That two Republicans would destroy their hard work reflects very poorly on our party. This will have bad fall-out for the Republican Party's efforts to appeal to young people.  Again, the underlying bill has broad bipartisan support.  Pass it already.

High school students across the state are watching this. These are citizens who will be eligible to vote, in many instances, next year.

Embry and Robinson need to withdraw their amendments and fight those battles separately.

Tuesday, March 10, 2015

My C-J Column: Pro Medical Review Panels

My column will appear in tomorrow's Courier-Journal but is already up.  Here's the link.

Medical Review Panels, to my mind, make good sense as a ways to quickly compensate injured victims but also expose frivolous claims that would otherwise drag on for years.

The issue intrigued me when I learned that a medical provider I respect located his practice in Indiana, rather than Kentucky, because Indiana has Medical Review Panels.

Kentucky needs to look closely at what states like Indiana are doing.  We are falling behind these states for a reason.; let's cherry-pick those policies that give Indiana a competitive advantage.

Monday, March 9, 2015

The Caucus Was The Right Thing to Do

The Executive Committee of the Republican Party of Kentucky made the right decision to switch from a primary to a caucus this year.
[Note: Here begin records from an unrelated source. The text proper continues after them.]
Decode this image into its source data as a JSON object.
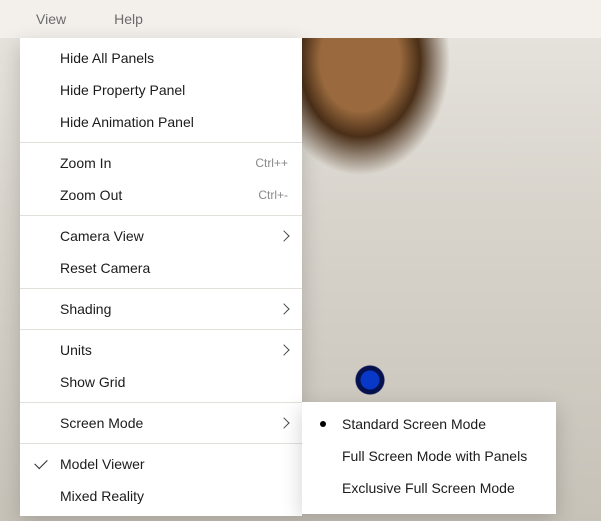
{
  "menubar": {
    "view": "View",
    "help": "Help"
  },
  "menu": {
    "groups": [
      {
        "items": [
          {
            "label": "Hide All Panels"
          },
          {
            "label": "Hide Property Panel"
          },
          {
            "label": "Hide Animation Panel"
          }
        ]
      },
      {
        "items": [
          {
            "label": "Zoom In",
            "shortcut": "Ctrl++"
          },
          {
            "label": "Zoom Out",
            "shortcut": "Ctrl+-"
          }
        ]
      },
      {
        "items": [
          {
            "label": "Camera View",
            "submenu": true
          },
          {
            "label": "Reset Camera"
          }
        ]
      },
      {
        "items": [
          {
            "label": "Shading",
            "submenu": true
          }
        ]
      },
      {
        "items": [
          {
            "label": "Units",
            "submenu": true
          },
          {
            "label": "Show Grid"
          }
        ]
      },
      {
        "items": [
          {
            "label": "Screen Mode",
            "submenu": true
          }
        ]
      },
      {
        "items": [
          {
            "label": "Model Viewer",
            "checked": true
          },
          {
            "label": "Mixed Reality"
          }
        ]
      }
    ]
  },
  "submenu": {
    "items": [
      {
        "label": "Standard Screen Mode",
        "selected": true
      },
      {
        "label": "Full Screen Mode with Panels"
      },
      {
        "label": "Exclusive Full Screen Mode"
      }
    ]
  }
}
We need to look after our own, and if this allows Sen. Rand Paul to explore running for president while keeping his Senate seat, then that is a good thing.

I have mixed feelings about the caucus being for this year only.  It is ridiculous that Kentucky's primary is not until May. That makes us completely irrelevant with respect to having any say on who our presidential nominee will be. I would therefore like to see the primary moved to Super Tuesday in March, or switch to a caucus permanently.

Many in the party are concerned about the cost and logistics of a caucus.  I think it could draw in Republicans who regularly vote in primaries but have not taken the step of volunteering.  That could be a very good thing in Jefferson County, in particular.

We'll see how it plays out.  This year, the Paul campaign will pay the cost of the caucus. That gives the party the chance to experiment with this format without spending any resources.